The Pittsburgh Steelers defeated the Philadelphia Eagles 38 to 29 to open their season with a 4-0 record. As commentators quickly noted, the last two times the Steelers opened 4-0, where 1978 and 1979 – seasons that ended with Lombardi Trophy presentations in Super Bowl XIII and Super Bowl XIV.
That’s an encouraging trend, but the way in which the Eagles game unfolded reveals that the 2020 Steelers still have much to improve upon if they’re to emulate the Super Steelers.
Steelers-Eagles First Half Shows Why You Play on the Field and Not Madden
There’s a reason why you play games on the field instead of simulating them in Madden, and Eagles game shows why. Pittsburgh and Philadelphia both brought aggressive, quarterback harassing defenses into the game.
- So it follows that the game would be a low-scoring defensive slugfest. Right?
Nope. During the final 20 minutes of the first half, the Steelers and Eagles alternated between 5 straight scoring drives. Officially, the Steelers got in the last word with Chris Boswell’s field goal, but the Eagles reached Pittsburgh’s 12 with an impressive two minute drill and would have scored had time not expired.
The first half’s “expect the unexpected” theme carried over until the end of the 2nd half.
Knock Out Punch Eludes the Steelers. Again.
Even when Mike Tomlin’s Steelers have been at their best, they’ve still struggled to put teams away. To their credit, the Steelers began the 2nd half against the Eagles determined to land that knockout blow.
After feigning with a few chink-and-dink passes, Randy Fitchner dove right into his bag of tricks with jet sweep to Ray-Ray McCloud who streaked for 58 yards down to the Philadelphia 5. Two plays later, Fitchner was at it again when bunched Vance McDonald, Trey Edmunds and James Conner to the weakside only to have the trio act as blockers instead of receivers as Ben Roethlisberger hooked up with Chase Claypool for his 2nd touchdown of the day.
Steven Nelson ended the Eagles next drive after just two plays when he reclaimed possession for Pittsburgh at Philly’s 23 by picking off Carson Wentz. A quick pass to JuJu Smith-Schuster brought the Steelers to the goal line where James Conner marched into the end zone behind Kevin Dotson.
The Steelers had gone up by 17 points by scoring a touchdown, securing a turnover, and transforming that turnover into another touchdown. Mike Hilton opened the next series by sacking Carson Wentz to put Philadelphia further behind the 8 ball and barely 5 minutes had elapsed in the first half.
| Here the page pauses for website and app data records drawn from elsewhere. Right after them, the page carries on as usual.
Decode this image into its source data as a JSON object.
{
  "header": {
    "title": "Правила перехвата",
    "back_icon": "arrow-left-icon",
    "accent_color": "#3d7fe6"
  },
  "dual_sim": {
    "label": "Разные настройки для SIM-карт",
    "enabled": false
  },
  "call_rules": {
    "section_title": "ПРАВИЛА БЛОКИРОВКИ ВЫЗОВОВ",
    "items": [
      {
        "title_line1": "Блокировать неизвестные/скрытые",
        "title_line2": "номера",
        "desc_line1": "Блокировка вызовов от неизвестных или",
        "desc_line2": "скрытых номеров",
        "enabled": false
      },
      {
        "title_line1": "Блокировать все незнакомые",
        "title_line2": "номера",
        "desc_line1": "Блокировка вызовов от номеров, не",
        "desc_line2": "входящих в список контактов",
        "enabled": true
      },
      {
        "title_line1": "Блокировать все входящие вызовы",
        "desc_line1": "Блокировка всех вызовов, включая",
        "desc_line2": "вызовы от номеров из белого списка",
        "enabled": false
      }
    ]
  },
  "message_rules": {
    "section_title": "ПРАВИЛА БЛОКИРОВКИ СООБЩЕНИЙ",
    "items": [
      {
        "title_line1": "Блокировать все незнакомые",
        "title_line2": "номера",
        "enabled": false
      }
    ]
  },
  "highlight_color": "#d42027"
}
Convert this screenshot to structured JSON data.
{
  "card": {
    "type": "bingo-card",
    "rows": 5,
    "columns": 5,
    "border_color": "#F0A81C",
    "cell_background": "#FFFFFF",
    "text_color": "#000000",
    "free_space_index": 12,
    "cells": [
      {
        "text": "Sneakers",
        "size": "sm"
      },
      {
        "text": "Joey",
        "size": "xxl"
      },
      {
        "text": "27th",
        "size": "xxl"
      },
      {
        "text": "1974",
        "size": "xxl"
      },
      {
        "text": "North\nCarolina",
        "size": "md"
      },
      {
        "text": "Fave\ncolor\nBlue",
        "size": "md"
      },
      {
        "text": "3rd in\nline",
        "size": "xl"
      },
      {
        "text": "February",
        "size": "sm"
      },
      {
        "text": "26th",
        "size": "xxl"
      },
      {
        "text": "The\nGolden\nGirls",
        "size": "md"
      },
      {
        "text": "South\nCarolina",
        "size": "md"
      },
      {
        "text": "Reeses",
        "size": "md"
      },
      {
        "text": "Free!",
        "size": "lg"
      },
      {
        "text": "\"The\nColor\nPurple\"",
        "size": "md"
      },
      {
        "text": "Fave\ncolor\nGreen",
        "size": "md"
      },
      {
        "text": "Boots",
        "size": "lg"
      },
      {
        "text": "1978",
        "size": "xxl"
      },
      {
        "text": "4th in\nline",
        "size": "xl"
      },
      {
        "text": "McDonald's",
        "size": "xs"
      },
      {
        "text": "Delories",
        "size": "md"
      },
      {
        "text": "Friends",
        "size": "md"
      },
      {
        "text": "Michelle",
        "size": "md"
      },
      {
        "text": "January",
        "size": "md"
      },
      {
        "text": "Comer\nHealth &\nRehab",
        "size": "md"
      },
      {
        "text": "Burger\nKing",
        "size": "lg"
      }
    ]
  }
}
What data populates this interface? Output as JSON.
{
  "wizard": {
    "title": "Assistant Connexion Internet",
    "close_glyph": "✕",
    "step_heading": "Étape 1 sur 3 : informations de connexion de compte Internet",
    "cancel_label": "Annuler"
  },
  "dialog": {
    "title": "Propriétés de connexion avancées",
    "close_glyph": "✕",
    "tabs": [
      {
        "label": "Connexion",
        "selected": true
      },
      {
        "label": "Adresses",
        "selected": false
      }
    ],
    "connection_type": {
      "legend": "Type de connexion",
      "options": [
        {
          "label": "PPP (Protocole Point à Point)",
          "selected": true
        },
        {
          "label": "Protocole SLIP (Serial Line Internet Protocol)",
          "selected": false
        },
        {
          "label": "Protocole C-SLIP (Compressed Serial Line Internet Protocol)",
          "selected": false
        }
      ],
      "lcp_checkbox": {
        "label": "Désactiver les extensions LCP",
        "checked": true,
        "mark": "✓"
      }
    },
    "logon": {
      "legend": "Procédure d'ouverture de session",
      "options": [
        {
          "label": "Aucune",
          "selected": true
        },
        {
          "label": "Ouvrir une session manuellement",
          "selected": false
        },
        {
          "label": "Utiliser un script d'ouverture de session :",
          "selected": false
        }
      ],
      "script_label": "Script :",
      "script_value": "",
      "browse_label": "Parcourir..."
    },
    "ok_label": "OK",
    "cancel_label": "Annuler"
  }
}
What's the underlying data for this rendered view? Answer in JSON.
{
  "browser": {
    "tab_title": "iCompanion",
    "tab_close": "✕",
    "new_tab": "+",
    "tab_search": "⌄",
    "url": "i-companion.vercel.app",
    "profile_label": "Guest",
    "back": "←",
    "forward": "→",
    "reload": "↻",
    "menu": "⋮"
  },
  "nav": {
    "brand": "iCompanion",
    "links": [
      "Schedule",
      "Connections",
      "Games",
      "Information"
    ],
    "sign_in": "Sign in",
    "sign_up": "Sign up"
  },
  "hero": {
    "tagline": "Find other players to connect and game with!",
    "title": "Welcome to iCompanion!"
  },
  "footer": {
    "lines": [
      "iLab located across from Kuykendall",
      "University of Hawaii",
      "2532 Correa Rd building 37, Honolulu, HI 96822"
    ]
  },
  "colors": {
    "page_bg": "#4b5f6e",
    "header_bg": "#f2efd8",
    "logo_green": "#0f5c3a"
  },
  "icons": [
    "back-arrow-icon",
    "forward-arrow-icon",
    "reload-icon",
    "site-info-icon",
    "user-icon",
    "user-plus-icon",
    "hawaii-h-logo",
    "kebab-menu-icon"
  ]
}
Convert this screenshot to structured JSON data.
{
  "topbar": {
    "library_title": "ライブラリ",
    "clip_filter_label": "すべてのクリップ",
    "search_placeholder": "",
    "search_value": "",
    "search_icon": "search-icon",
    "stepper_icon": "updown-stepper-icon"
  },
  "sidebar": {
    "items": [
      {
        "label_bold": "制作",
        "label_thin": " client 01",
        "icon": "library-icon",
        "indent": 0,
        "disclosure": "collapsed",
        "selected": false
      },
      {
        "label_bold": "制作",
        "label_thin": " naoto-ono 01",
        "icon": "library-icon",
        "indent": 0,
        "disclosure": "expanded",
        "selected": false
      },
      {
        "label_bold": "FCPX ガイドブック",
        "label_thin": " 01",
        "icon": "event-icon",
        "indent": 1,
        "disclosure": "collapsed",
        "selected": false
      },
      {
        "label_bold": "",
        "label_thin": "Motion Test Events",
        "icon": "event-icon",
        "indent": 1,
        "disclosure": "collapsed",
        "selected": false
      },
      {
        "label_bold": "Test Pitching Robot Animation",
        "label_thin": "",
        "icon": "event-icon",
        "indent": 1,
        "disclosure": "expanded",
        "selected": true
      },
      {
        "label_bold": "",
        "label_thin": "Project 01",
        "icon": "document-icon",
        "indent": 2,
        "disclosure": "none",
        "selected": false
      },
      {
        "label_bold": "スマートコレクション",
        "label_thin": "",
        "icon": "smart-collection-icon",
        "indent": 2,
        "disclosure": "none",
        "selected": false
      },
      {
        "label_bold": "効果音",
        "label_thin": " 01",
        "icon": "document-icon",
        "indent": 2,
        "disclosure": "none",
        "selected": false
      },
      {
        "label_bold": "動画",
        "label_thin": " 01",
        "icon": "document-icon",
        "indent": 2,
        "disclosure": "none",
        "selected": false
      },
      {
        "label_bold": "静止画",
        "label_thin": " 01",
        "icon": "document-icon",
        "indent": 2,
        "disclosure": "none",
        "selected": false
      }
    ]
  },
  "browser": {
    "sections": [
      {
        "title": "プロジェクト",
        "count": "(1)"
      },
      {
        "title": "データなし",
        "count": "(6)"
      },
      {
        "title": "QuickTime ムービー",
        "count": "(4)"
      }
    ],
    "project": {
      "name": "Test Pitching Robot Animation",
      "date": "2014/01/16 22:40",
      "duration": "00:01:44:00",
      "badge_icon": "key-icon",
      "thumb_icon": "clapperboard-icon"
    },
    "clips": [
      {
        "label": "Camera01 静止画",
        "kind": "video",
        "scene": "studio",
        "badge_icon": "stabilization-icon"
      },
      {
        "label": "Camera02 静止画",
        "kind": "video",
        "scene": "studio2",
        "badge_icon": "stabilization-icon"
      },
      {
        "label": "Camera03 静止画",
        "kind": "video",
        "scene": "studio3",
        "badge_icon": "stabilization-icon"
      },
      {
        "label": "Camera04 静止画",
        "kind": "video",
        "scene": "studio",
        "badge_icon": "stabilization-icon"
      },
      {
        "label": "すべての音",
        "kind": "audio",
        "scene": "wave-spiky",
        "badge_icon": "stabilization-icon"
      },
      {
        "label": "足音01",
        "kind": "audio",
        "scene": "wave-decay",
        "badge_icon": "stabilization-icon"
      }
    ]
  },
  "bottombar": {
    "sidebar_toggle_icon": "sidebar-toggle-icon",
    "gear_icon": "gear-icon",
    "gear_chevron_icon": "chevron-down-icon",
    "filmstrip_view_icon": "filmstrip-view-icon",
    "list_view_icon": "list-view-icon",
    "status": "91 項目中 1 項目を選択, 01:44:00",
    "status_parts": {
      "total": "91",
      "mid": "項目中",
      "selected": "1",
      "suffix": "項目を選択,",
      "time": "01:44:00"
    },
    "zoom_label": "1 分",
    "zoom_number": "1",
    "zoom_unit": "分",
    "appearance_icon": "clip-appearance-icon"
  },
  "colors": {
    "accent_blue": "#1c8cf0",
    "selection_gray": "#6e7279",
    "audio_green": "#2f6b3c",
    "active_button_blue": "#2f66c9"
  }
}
Finally it seemed, Pittsburgh had landed a knockout blow….
Eagles Exploit Steelers Secondary, Claw Their Way Back
….Except they hadn’t. Two plays later, Carlton Wentz converted a third down by finding Travis Fulgham for a field flipping 31 yard gain. A pass interference penalty on Joe Haden put the Eagles in the Red Zone, setting a Philadelphia touchdown and two point conversion that was all too easy.
Carson Wentz and Travis Fulgham continued to use and abuse the Steelers secondary and scored on their next possession, cutting the Steelers lead to two. The Steelers responded with a workman like, clock consuming drive, but unfortunately Eric Ebron scuttled it by coughing up the ball to the Eagles at mid field with 6 minutes left.
Not only had the Steelers failed to knock out the Eagles, they appeared to be supplying them smelling salts….
Chase Claypool Closes It for Steelers, But Cleveland to Offer True Test
Fault the Steelers for letting the Eagles back into the game, but slamming the door shut with fantastic efforts on both sides of the ball. They also had help from Doug Pederson who tried a failed 57 yard field goal – towards Heinz Field’s open end no less – rather than punting to pin the Steelers inside their own 20.
Philadelphia seemed poised to get another shot as the Steelers quickly found themselves at 3rd and 8, but Ben Roethlisberger saw linebacker Nathan Gerry lined up over Chase Claypool in the slot, called an audible and watched Claypool slice through the middle of the Eagles secondary for a 35 yard touchdown that put the Steelers up 38 to 29.
- 4-0 is a very good place to be in the NFL and very rarely happens by accident.
But all is not rosy. Against the Eagles, the Steelers defense again proved it can end drives with Splash plays when necessary. But that same defense is also giving up just under 13 yards every time a pass is caught. As Jim Wexell points out on Steel City Insider, those are numbers characteristic of bottom feeders rather than championship contenders.
On the flip side, rookie Chase Claypool became the first Steeler since Roy Jefferson to score four touchdowns in one game, establishing himself as a difference maker. Can Claypool become a consistent enough weapon to make up for a drop off in defense?
Time will tell, the Steelers certainly cannot be complacent when Cleveland comes to town next Sunday.